The noble name of Kalev


The article proceeds from the question „What were the members of the elite called in prehistoric Estonia?”. Since the early 20th century there have been attempts, mostly among our folklorists, to claim that they were called Kalevs, i.e. with the name of a legendary hero known from the later epics of Kalevipoeg and Kalevala. Though supporting this idea in general terms, the author of this paper argues that Kalevas a generic name for a representative of the elite was already born in the Late Bronze Age under the influence of Baltic languages. There have been numerous etymologies for the names Kalev(a) / Kalevine, but the author prefers the one saying that kalev originates in the Baltic kalvismeaning ‘smith’. Considering the available archeological material, it can be presumed that this Baltic loanword dates back to the Early Bronze Age, when fortified settlements were built both in the Baltic and Finnic areas. The findings peculiar to those settlements include locally manufactured bronze rings. Earlier, it has been suggested (L. Vaba), that Baltic loanwords include such words as vaha (‘wax’) (used at casting bronze objects) and võru (varu, vahr) (‘ring’), but no names of metals. According to the present author, however, the word varh / vahr (varu / varo / võru) could still originate the Baltic word vãris / varš referring to ‘copper’. Here one should also consider the possible influence of the Proto-Germanic stem *warºa- (Swedish vara) meaning ‘commodity’, because in the Bronze Age a ring was not only a definite amount of copper (i.e. bronze) but also a commodity of a definite value.
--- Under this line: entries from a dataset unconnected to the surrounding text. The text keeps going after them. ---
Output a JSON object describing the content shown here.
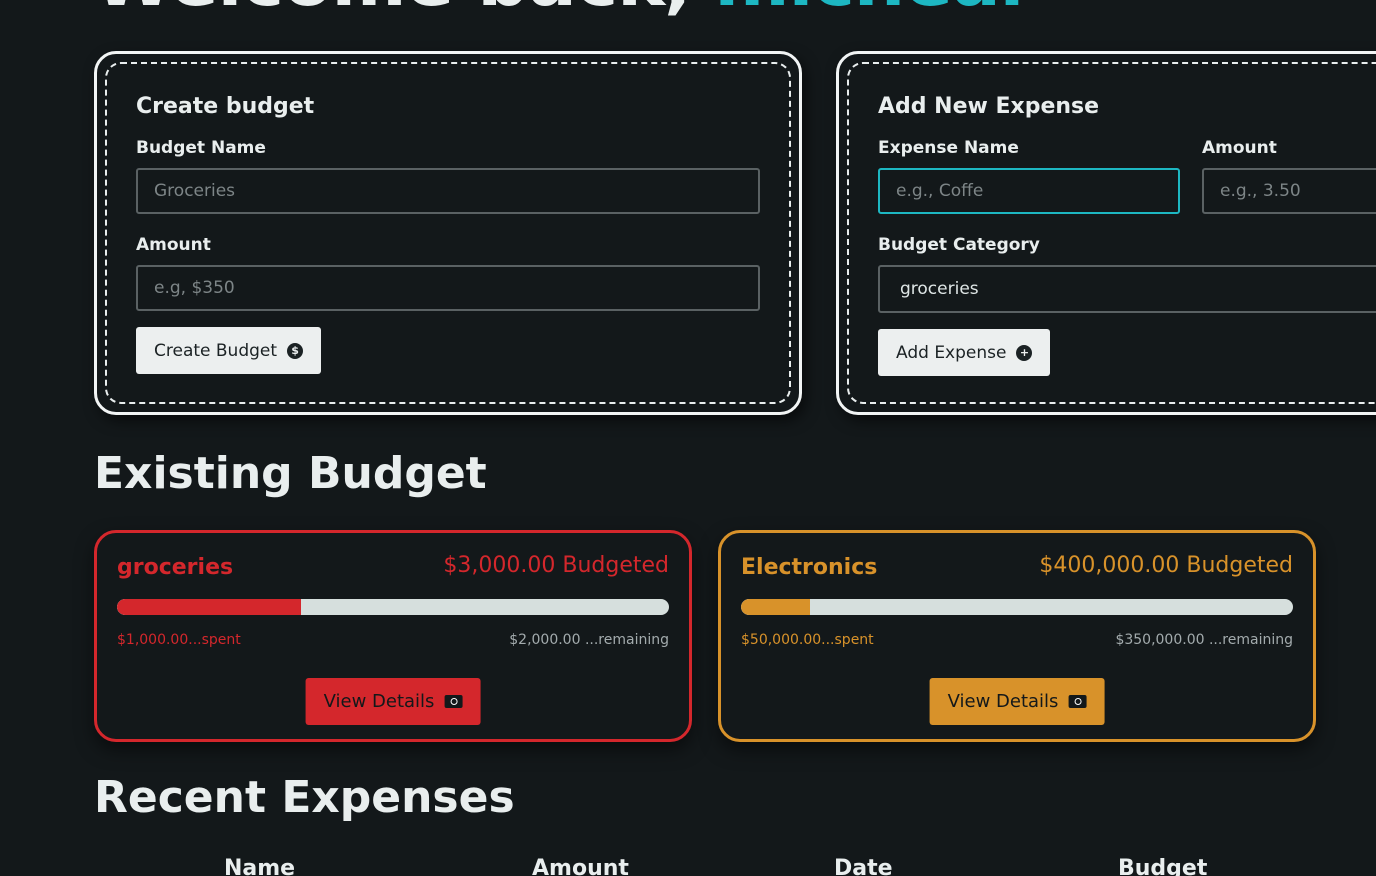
{
  "header": {
    "welcome_prefix": "Welcome back,",
    "user_name": "micheal"
  },
  "budget_form": {
    "title": "Create budget",
    "name_label": "Budget Name",
    "name_placeholder": "Groceries",
    "amount_label": "Amount",
    "amount_placeholder": "e.g, $350",
    "submit_label": "Create Budget",
    "submit_icon": "dollar-circle-icon"
  },
  "expense_form": {
    "title": "Add New Expense",
    "name_label": "Expense Name",
    "name_placeholder": "e.g., Coffe",
    "amount_label": "Amount",
    "amount_placeholder": "e.g., 3.50",
    "category_label": "Budget Category",
    "category_value": "groceries",
    "submit_label": "Add Expense",
    "submit_icon": "plus-circle-icon"
  },
  "existing": {
    "title": "Existing Budget",
    "budgets": [
      {
        "name": "groceries",
        "budgeted": "$3,000.00 Budgeted",
        "spent": "$1,000.00...spent",
        "remaining": "$2,000.00 ...remaining",
        "progress": 0.333,
        "color": "#d4272c",
        "button_label": "View Details",
        "button_icon": "cash-icon"
      },
      {
        "name": "Electronics",
        "budgeted": "$400,000.00 Budgeted",
        "spent": "$50,000.00...spent",
        "remaining": "$350,000.00 ...remaining",
        "progress": 0.125,
        "color": "#d8922a",
        "button_label": "View Details",
        "button_icon": "cash-icon"
      }
    ]
  },
  "recent": {
    "title": "Recent Expenses",
    "columns": [
      "Name",
      "Amount",
      "Date",
      "Budget"
    ]
  },
  "colors": {
    "background": "#13181a",
    "accent": "#1db7c2"
  }
}
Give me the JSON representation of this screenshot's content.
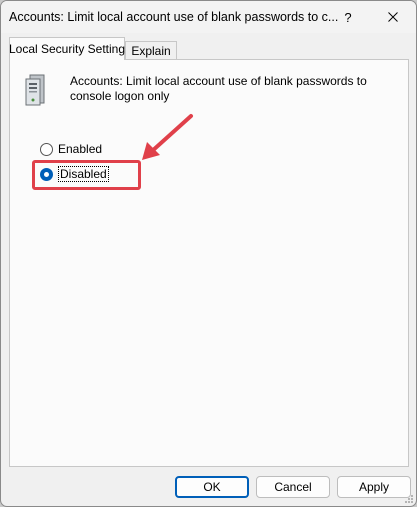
{
  "window": {
    "title": "Accounts: Limit local account use of blank passwords to c...",
    "help_glyph": "?",
    "close_icon": "close-icon"
  },
  "tabs": [
    {
      "label": "Local Security Setting",
      "active": true
    },
    {
      "label": "Explain",
      "active": false
    }
  ],
  "policy": {
    "icon": "computer-tower-icon",
    "name": "Accounts: Limit local account use of blank passwords to console logon only"
  },
  "options": [
    {
      "label": "Enabled",
      "selected": false
    },
    {
      "label": "Disabled",
      "selected": true
    }
  ],
  "buttons": {
    "ok": "OK",
    "cancel": "Cancel",
    "apply": "Apply"
  },
  "colors": {
    "accent": "#005fb8",
    "annotation": "#e0404a"
  }
}
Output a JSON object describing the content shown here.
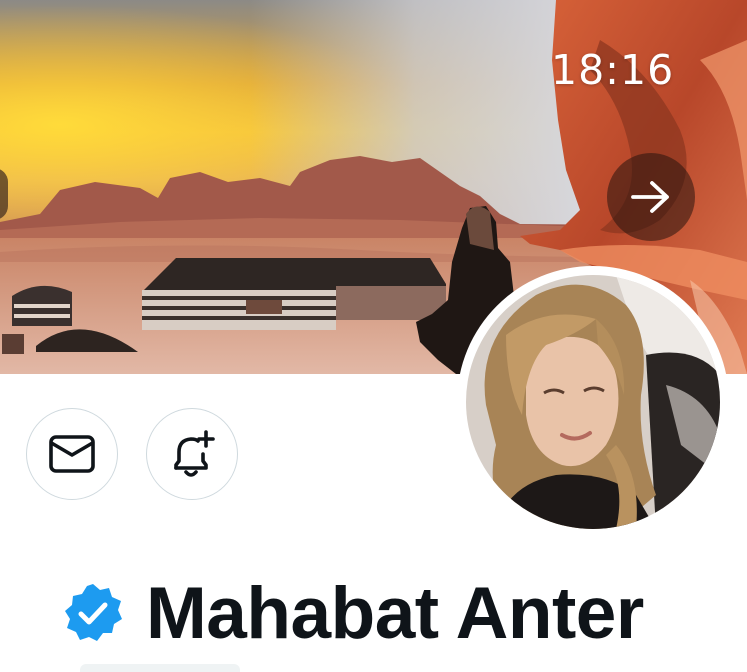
{
  "status_bar": {
    "time": "18:16"
  },
  "banner": {
    "image_description_icon": "desert-camp-banner"
  },
  "navigation": {
    "forward_icon": "arrow-right-icon"
  },
  "actions": {
    "message_icon": "mail-icon",
    "notify_icon": "bell-plus-icon"
  },
  "profile": {
    "display_name": "Mahabat Anter",
    "verified": true,
    "verified_color": "#1d9bf0"
  },
  "colors": {
    "text_primary": "#0f1419",
    "border": "#cfd9de",
    "accent": "#1d9bf0"
  }
}
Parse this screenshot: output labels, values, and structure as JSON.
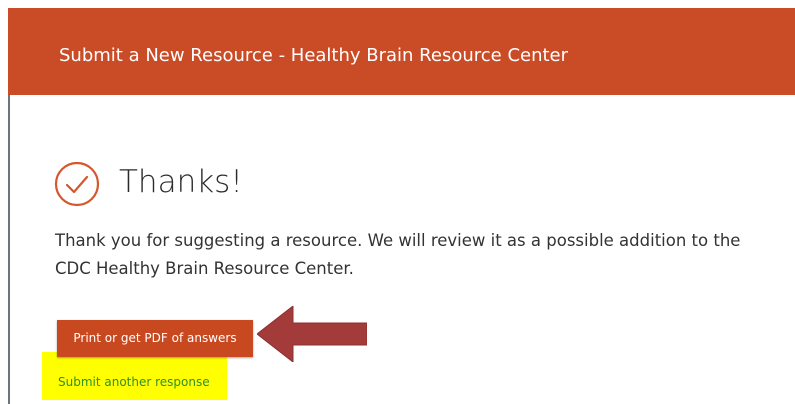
{
  "header": {
    "title": "Submit a New Resource - Healthy Brain Resource Center",
    "background_color": "#ca4c27"
  },
  "confirmation": {
    "icon": "check-circle-icon",
    "title": "Thanks!",
    "message": "Thank you for suggesting a resource. We will review it as a possible addition to the CDC Healthy Brain Resource Center."
  },
  "actions": {
    "print_pdf_label": "Print or get PDF of answers",
    "submit_another_label": "Submit another response"
  },
  "annotations": {
    "arrow_icon": "left-arrow-icon",
    "arrow_color": "#a33b3b",
    "highlight_color": "#ffff00"
  }
}
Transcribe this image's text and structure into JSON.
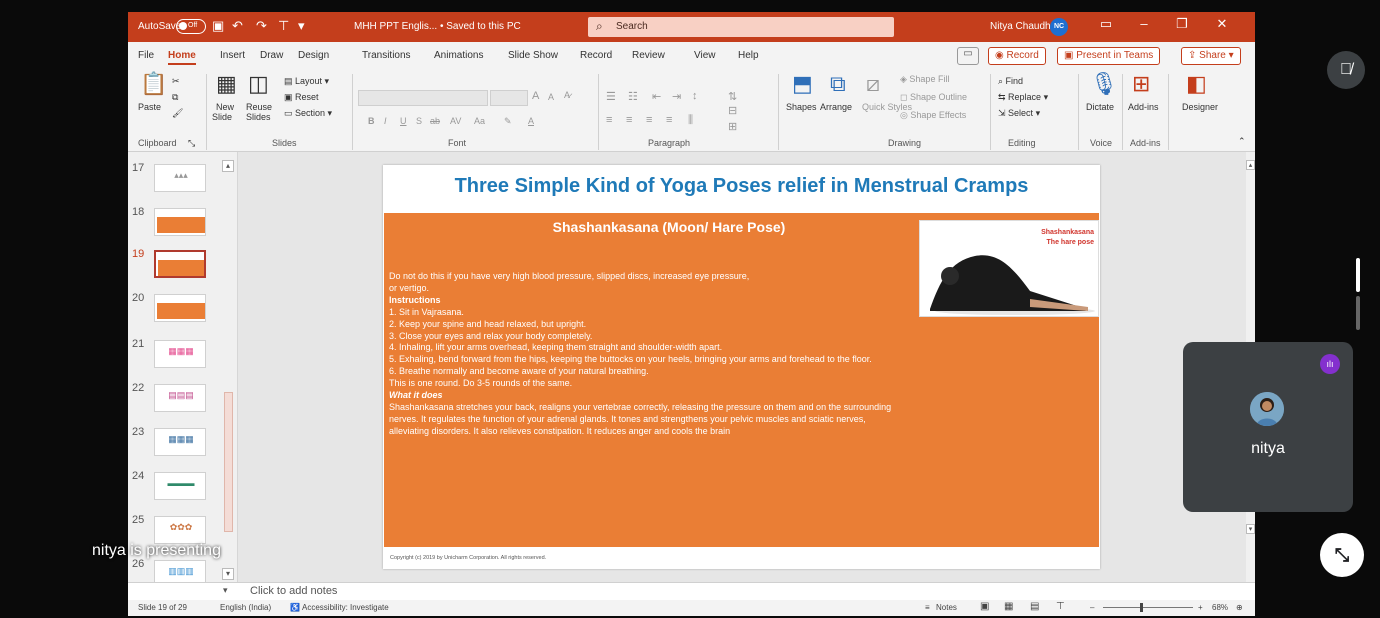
{
  "titlebar": {
    "autosave_label": "AutoSave",
    "autosave_state": "Off",
    "doc_title": "MHH PPT Englis...  •  Saved to this PC",
    "search_placeholder": "Search",
    "user_name": "Nitya Chaudhary",
    "user_initials": "NC"
  },
  "tabs": [
    "File",
    "Home",
    "Insert",
    "Draw",
    "Design",
    "Transitions",
    "Animations",
    "Slide Show",
    "Record",
    "Review",
    "View",
    "Help"
  ],
  "tab_active": "Home",
  "tab_right": {
    "record": "Record",
    "present_teams": "Present in Teams",
    "share": "Share"
  },
  "ribbon": {
    "clipboard": {
      "paste": "Paste",
      "label": "Clipboard"
    },
    "slides": {
      "new_slide": "New",
      "new_slide_2": "Slide",
      "reuse": "Reuse",
      "reuse_2": "Slides",
      "layout": "Layout",
      "reset": "Reset",
      "section": "Section",
      "label": "Slides"
    },
    "font": {
      "label": "Font"
    },
    "paragraph": {
      "label": "Paragraph"
    },
    "drawing": {
      "shapes": "Shapes",
      "arrange": "Arrange",
      "quick_styles": "Quick Styles",
      "shape_fill": "Shape Fill",
      "shape_outline": "Shape Outline",
      "shape_effects": "Shape Effects",
      "label": "Drawing"
    },
    "editing": {
      "find": "Find",
      "replace": "Replace",
      "select": "Select",
      "label": "Editing"
    },
    "voice": {
      "dictate": "Dictate",
      "label": "Voice"
    },
    "addins": {
      "addins": "Add-ins",
      "label": "Add-ins"
    },
    "designer": {
      "designer": "Designer"
    }
  },
  "thumbnails": [
    {
      "num": "17"
    },
    {
      "num": "18"
    },
    {
      "num": "19"
    },
    {
      "num": "20"
    },
    {
      "num": "21"
    },
    {
      "num": "22"
    },
    {
      "num": "23"
    },
    {
      "num": "24"
    },
    {
      "num": "25"
    },
    {
      "num": "26"
    }
  ],
  "selected_slide": "19",
  "slide": {
    "title": "Three Simple Kind of Yoga Poses relief in Menstrual Cramps",
    "pose_name": "Shashankasana (Moon/ Hare Pose)",
    "photo_caption_1": "Shashankasana",
    "photo_caption_2": "The hare pose",
    "lines": [
      {
        "text": "Do not do this if you have very high blood pressure, slipped discs, increased eye pressure,",
        "style": "normal"
      },
      {
        "text": " or vertigo.",
        "style": "normal"
      },
      {
        "text": "Instructions",
        "style": "bold"
      },
      {
        "text": "1. Sit in Vajrasana.",
        "style": "normal"
      },
      {
        "text": "2. Keep your spine and head relaxed, but upright.",
        "style": "normal"
      },
      {
        "text": "3. Close your eyes and relax your body completely.",
        "style": "normal"
      },
      {
        "text": "4. Inhaling, lift your arms overhead, keeping them straight and shoulder-width apart.",
        "style": "normal"
      },
      {
        "text": "5. Exhaling, bend forward from the hips, keeping the buttocks on your heels, bringing your arms and forehead to the floor.",
        "style": "normal"
      },
      {
        "text": "6. Breathe normally and become aware of your natural breathing.",
        "style": "normal"
      },
      {
        "text": "This is one round. Do 3-5 rounds of the same.",
        "style": "normal"
      },
      {
        "text": "What it does",
        "style": "bi"
      },
      {
        "text": "Shashankasana stretches your back, realigns your vertebrae correctly, releasing the pressure on them and on the surrounding",
        "style": "normal"
      },
      {
        "text": "nerves. It regulates the function of your adrenal glands. It tones and strengthens your pelvic muscles and sciatic nerves,",
        "style": "normal"
      },
      {
        "text": "alleviating disorders. It also relieves constipation. It reduces anger and cools the brain",
        "style": "normal"
      }
    ],
    "copyright": "Copyright (c) 2019 by Unicharm Corporation. All rights reserved."
  },
  "notes_placeholder": "Click to add notes",
  "statusbar": {
    "slide_info": "Slide 19 of 29",
    "language": "English (India)",
    "accessibility": "Accessibility: Investigate",
    "notes": "Notes",
    "zoom": "68%"
  },
  "meet": {
    "presenting_text": "nitya is presenting",
    "participant_name": "nitya"
  },
  "colors": {
    "brand": "#c43e1c",
    "slide_box": "#ea7e35",
    "title_blue": "#1f7ab8",
    "speaking": "#8430ce"
  }
}
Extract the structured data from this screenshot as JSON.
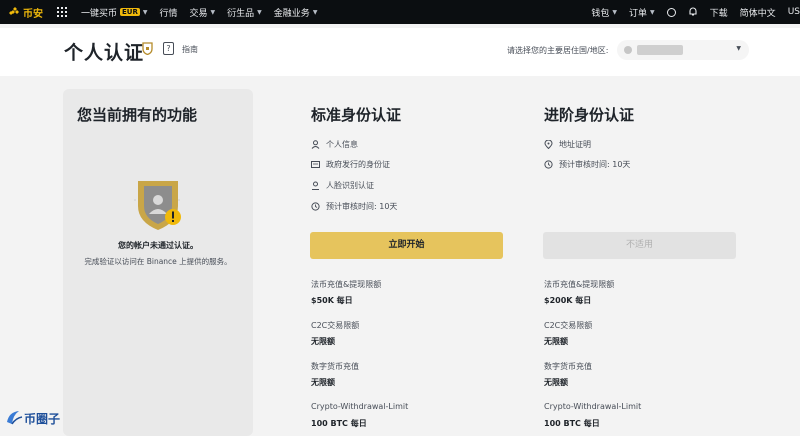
{
  "topbar": {
    "logo_text": "币安",
    "nav": [
      {
        "label": "一键买币",
        "badge": "EUR",
        "has_caret": true
      },
      {
        "label": "行情",
        "badge": "",
        "has_caret": false
      },
      {
        "label": "交易",
        "badge": "",
        "has_caret": true
      },
      {
        "label": "衍生品",
        "badge": "",
        "has_caret": true
      },
      {
        "label": "金融业务",
        "badge": "",
        "has_caret": true
      }
    ],
    "right": {
      "wallet": "钱包",
      "orders": "订单",
      "download": "下载",
      "language": "简体中文",
      "currency": "US"
    }
  },
  "header": {
    "title": "个人认证",
    "guide": "指南",
    "country_label": "请选择您的主要居住国/地区:"
  },
  "current": {
    "title": "您当前拥有的功能",
    "status_main": "您的帐户未通过认证。",
    "status_sub": "完成验证以访问在 Binance 上提供的服务。"
  },
  "standard": {
    "title": "标准身份认证",
    "features": [
      {
        "icon": "person-icon",
        "label": "个人信息"
      },
      {
        "icon": "id-card-icon",
        "label": "政府发行的身份证"
      },
      {
        "icon": "face-icon",
        "label": "人脸识别认证"
      },
      {
        "icon": "clock-icon",
        "label": "预计审核时间: 10天"
      }
    ],
    "button": "立即开始",
    "limits": [
      {
        "label": "法币充值&提现限额",
        "value": "$50K 每日"
      },
      {
        "label": "C2C交易限额",
        "value": "无限额"
      },
      {
        "label": "数字货币充值",
        "value": "无限额"
      },
      {
        "label": "Crypto-Withdrawal-Limit",
        "value": "100 BTC 每日"
      }
    ]
  },
  "advanced": {
    "title": "进阶身份认证",
    "features": [
      {
        "icon": "location-icon",
        "label": "地址证明"
      },
      {
        "icon": "clock-icon",
        "label": "预计审核时间: 10天"
      }
    ],
    "button": "不适用",
    "limits": [
      {
        "label": "法币充值&提现限额",
        "value": "$200K 每日"
      },
      {
        "label": "C2C交易限额",
        "value": "无限额"
      },
      {
        "label": "数字货币充值",
        "value": "无限额"
      },
      {
        "label": "Crypto-Withdrawal-Limit",
        "value": "100 BTC 每日"
      }
    ]
  },
  "watermark": "币圈子",
  "colors": {
    "brand": "#f0b90b",
    "primary_button": "#e6c45d",
    "topbar": "#0b0e11"
  }
}
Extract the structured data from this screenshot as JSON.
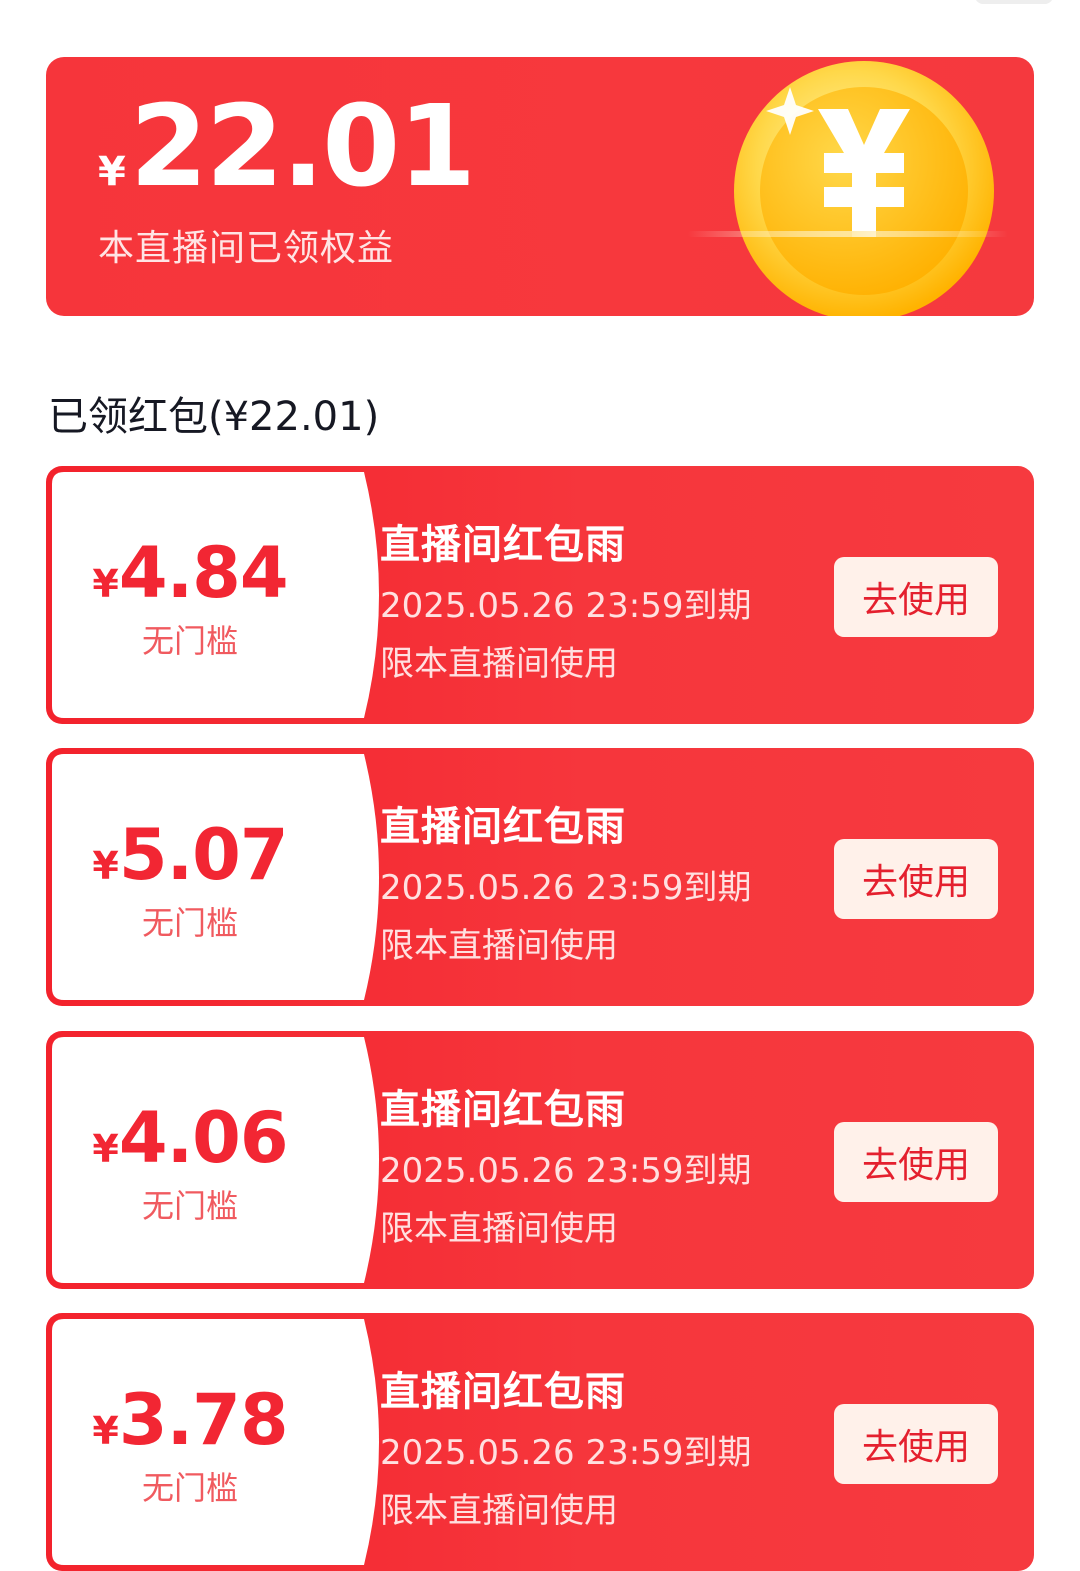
{
  "summary": {
    "currency": "¥",
    "total": "22.01",
    "subtitle": "本直播间已领权益"
  },
  "section": {
    "title": "已领红包(¥22.01)"
  },
  "coupons": [
    {
      "currency": "¥",
      "amount": "4.84",
      "threshold": "无门槛",
      "title": "直播间红包雨",
      "expiry": "2025.05.26 23:59到期",
      "scope": "限本直播间使用",
      "button": "去使用"
    },
    {
      "currency": "¥",
      "amount": "5.07",
      "threshold": "无门槛",
      "title": "直播间红包雨",
      "expiry": "2025.05.26 23:59到期",
      "scope": "限本直播间使用",
      "button": "去使用"
    },
    {
      "currency": "¥",
      "amount": "4.06",
      "threshold": "无门槛",
      "title": "直播间红包雨",
      "expiry": "2025.05.26 23:59到期",
      "scope": "限本直播间使用",
      "button": "去使用"
    },
    {
      "currency": "¥",
      "amount": "3.78",
      "threshold": "无门槛",
      "title": "直播间红包雨",
      "expiry": "2025.05.26 23:59到期",
      "scope": "限本直播间使用",
      "button": "去使用"
    }
  ],
  "colors": {
    "brand_red": "#f6353b",
    "coin_gold": "#ffc21a",
    "button_bg": "#fff1ea",
    "button_text": "#e4202e"
  },
  "icons": {
    "coin": "yuan-coin-icon"
  }
}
Possibly, the word kalevdenoted a nobleman and smith in the Early Bronze Age. When the Iron Age came by, iron was melted from local bog ore, wich meant that new smithies were built at a considerable distance from fortified settlements and the specialists working there were referred to with a different word – sepp. The kalevs, however, retained the nobleman sense of their name, even though they were not engaged in smithery any more. It was only much later, probably after the Bronze Age that the giant legends and heroic sagas about kalevs as we know them from the folklore written down in the 19th century were created.